------ EXERCISE MATERIALS ------
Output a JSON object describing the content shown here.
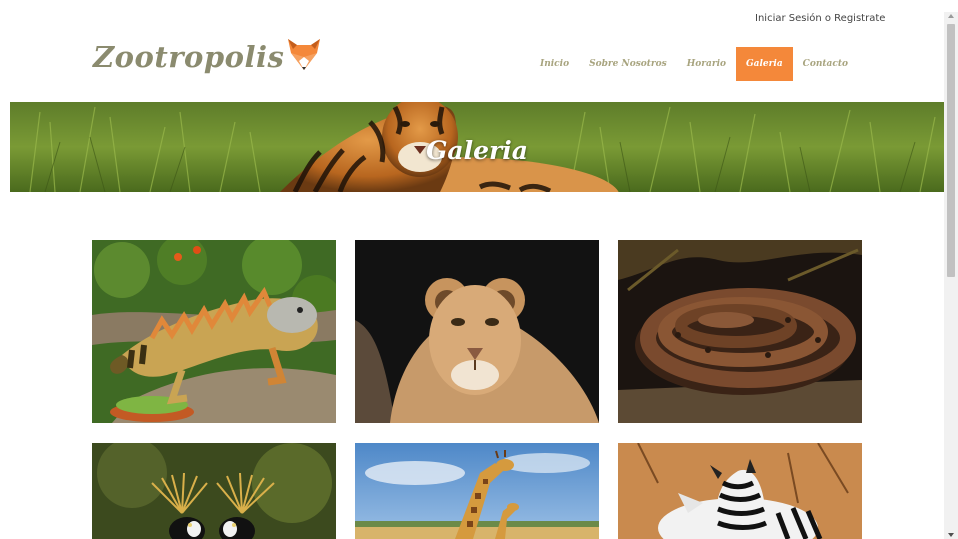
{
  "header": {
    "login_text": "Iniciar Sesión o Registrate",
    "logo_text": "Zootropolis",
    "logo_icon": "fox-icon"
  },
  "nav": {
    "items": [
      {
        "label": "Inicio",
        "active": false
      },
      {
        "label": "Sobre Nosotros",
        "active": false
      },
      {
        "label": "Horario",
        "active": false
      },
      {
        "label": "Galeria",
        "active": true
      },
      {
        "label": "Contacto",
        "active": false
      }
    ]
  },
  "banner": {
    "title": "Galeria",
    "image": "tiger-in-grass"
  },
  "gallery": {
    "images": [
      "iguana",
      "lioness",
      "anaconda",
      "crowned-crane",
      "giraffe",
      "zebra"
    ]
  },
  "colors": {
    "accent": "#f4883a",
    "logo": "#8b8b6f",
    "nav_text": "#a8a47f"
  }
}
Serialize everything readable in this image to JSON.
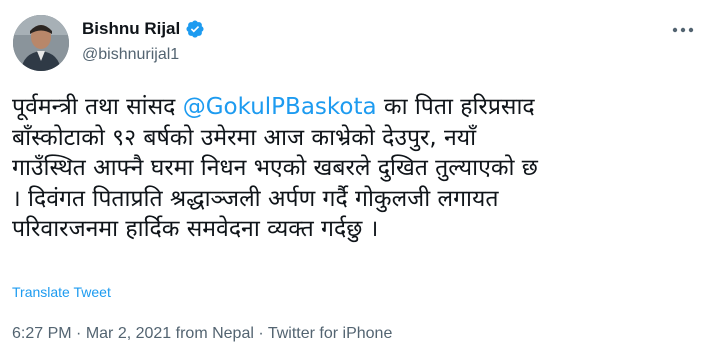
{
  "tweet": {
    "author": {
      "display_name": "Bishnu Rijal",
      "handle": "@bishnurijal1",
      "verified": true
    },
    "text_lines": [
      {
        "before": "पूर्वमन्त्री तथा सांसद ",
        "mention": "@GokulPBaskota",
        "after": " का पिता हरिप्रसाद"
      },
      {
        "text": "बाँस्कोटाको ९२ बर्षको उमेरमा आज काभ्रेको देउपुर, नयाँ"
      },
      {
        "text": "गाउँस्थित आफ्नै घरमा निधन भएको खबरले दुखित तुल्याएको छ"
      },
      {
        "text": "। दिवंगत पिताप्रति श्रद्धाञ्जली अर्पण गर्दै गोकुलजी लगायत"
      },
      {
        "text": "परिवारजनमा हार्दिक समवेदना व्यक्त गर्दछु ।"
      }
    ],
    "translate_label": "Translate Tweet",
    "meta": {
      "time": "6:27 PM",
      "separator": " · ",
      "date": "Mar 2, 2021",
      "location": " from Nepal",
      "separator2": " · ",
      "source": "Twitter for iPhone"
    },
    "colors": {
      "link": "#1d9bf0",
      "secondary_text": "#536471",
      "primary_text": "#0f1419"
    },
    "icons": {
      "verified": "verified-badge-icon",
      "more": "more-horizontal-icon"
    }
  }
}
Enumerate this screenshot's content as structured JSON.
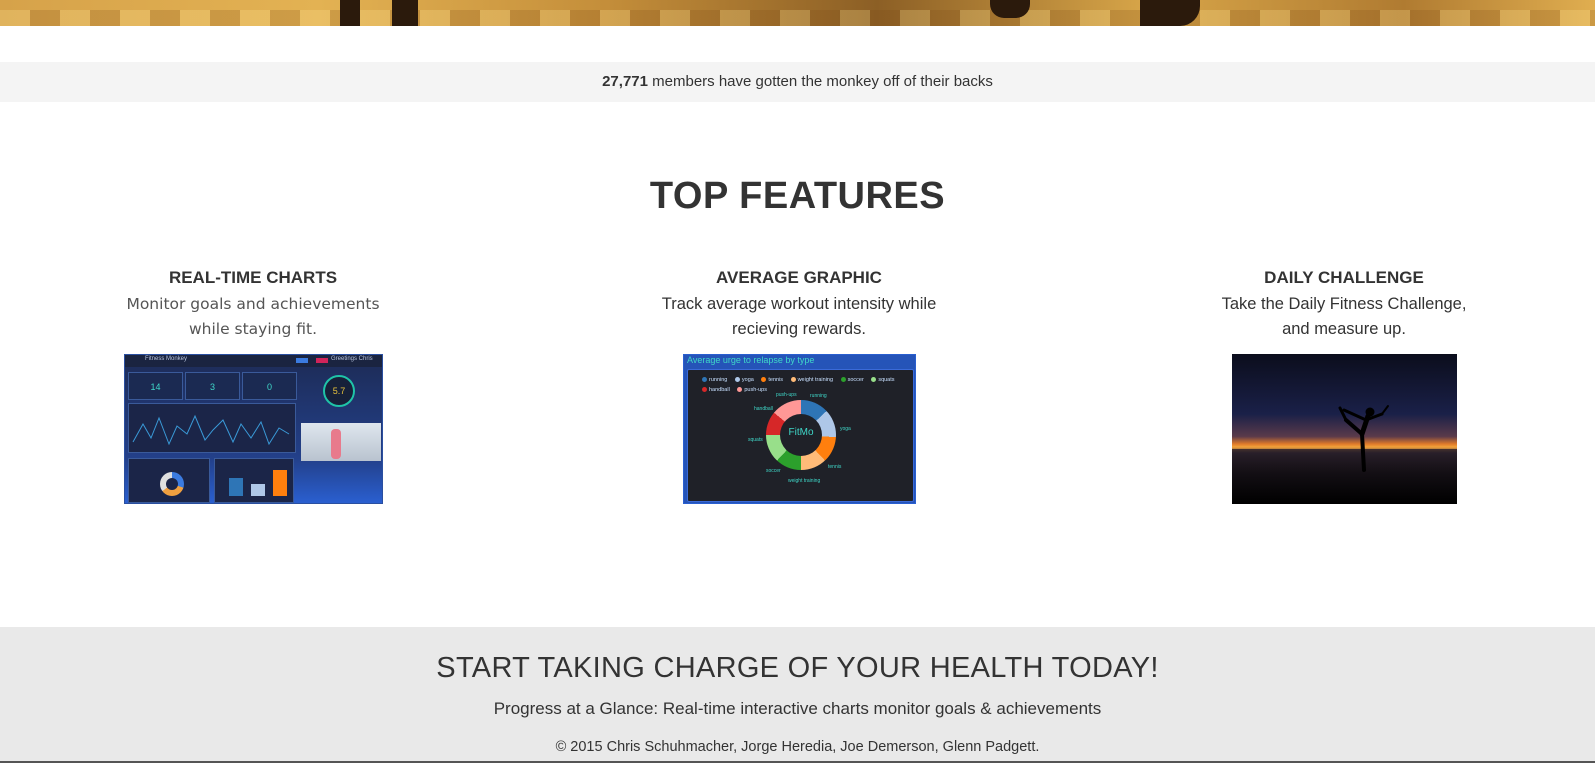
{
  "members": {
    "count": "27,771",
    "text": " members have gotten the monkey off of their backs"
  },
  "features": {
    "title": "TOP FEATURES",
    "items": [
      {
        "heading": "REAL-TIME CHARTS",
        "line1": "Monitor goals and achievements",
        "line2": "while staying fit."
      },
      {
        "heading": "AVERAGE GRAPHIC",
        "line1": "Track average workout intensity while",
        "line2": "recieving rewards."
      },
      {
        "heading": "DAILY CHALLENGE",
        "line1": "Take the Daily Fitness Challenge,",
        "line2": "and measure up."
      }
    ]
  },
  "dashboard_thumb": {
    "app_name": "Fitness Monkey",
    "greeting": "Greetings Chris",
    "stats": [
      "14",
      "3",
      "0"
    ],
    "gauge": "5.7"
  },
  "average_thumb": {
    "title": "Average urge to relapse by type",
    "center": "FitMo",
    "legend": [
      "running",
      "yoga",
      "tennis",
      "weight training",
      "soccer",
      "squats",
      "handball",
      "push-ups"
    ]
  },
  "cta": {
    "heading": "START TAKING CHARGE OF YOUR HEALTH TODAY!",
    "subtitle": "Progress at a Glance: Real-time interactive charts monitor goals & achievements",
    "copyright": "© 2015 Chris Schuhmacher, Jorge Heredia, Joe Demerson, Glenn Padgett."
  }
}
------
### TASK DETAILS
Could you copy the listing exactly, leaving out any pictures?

### FINAL ANSWER
Output a JSON object describing the content shown here.
{
  "header": {
    "login_text": "Iniciar Sesión o Registrate",
    "logo_text": "Zootropolis",
    "logo_icon": "fox-icon"
  },
  "nav": {
    "items": [
      {
        "label": "Inicio",
        "active": false
      },
      {
        "label": "Sobre Nosotros",
        "active": false
      },
      {
        "label": "Horario",
        "active": false
      },
      {
        "label": "Galeria",
        "active": true
      },
      {
        "label": "Contacto",
        "active": false
      }
    ]
  },
  "banner": {
    "title": "Galeria",
    "image": "tiger-in-grass"
  },
  "gallery": {
    "images": [
      "iguana",
      "lioness",
      "anaconda",
      "crowned-crane",
      "giraffe",
      "zebra"
    ]
  },
  "colors": {
    "accent": "#f4883a",
    "logo": "#8b8b6f",
    "nav_text": "#a8a47f"
  }
}
Serialize everything readable in this image to JSON.
{
  "tweet": {
    "author": {
      "display_name": "Bishnu Rijal",
      "handle": "@bishnurijal1",
      "verified": true
    },
    "text_lines": [
      {
        "before": "पूर्वमन्त्री तथा सांसद ",
        "mention": "@GokulPBaskota",
        "after": " का पिता हरिप्रसाद"
      },
      {
        "text": "बाँस्कोटाको ९२ बर्षको उमेरमा आज काभ्रेको देउपुर, नयाँ"
      },
      {
        "text": "गाउँस्थित आफ्नै घरमा निधन भएको खबरले दुखित तुल्याएको छ"
      },
      {
        "text": "। दिवंगत पिताप्रति श्रद्धाञ्जली अर्पण गर्दै गोकुलजी लगायत"
      },
      {
        "text": "परिवारजनमा हार्दिक समवेदना व्यक्त गर्दछु ।"
      }
    ],
    "translate_label": "Translate Tweet",
    "meta": {
      "time": "6:27 PM",
      "separator": " · ",
      "date": "Mar 2, 2021",
      "location": " from Nepal",
      "separator2": " · ",
      "source": "Twitter for iPhone"
    },
    "colors": {
      "link": "#1d9bf0",
      "secondary_text": "#536471",
      "primary_text": "#0f1419"
    },
    "icons": {
      "verified": "verified-badge-icon",
      "more": "more-horizontal-icon"
    }
  }
}
Enumerate this screenshot's content as structured JSON.
{
  "members": {
    "count": "27,771",
    "text": " members have gotten the monkey off of their backs"
  },
  "features": {
    "title": "TOP FEATURES",
    "items": [
      {
        "heading": "REAL-TIME CHARTS",
        "line1": "Monitor goals and achievements",
        "line2": "while staying fit."
      },
      {
        "heading": "AVERAGE GRAPHIC",
        "line1": "Track average workout intensity while",
        "line2": "recieving rewards."
      },
      {
        "heading": "DAILY CHALLENGE",
        "line1": "Take the Daily Fitness Challenge,",
        "line2": "and measure up."
      }
    ]
  },
  "dashboard_thumb": {
    "app_name": "Fitness Monkey",
    "greeting": "Greetings Chris",
    "stats": [
      "14",
      "3",
      "0"
    ],
    "gauge": "5.7"
  },
  "average_thumb": {
    "title": "Average urge to relapse by type",
    "center": "FitMo",
    "legend": [
      "running",
      "yoga",
      "tennis",
      "weight training",
      "soccer",
      "squats",
      "handball",
      "push-ups"
    ]
  },
  "cta": {
    "heading": "START TAKING CHARGE OF YOUR HEALTH TODAY!",
    "subtitle": "Progress at a Glance: Real-time interactive charts monitor goals & achievements",
    "copyright": "© 2015 Chris Schuhmacher, Jorge Heredia, Joe Demerson, Glenn Padgett."
  }
}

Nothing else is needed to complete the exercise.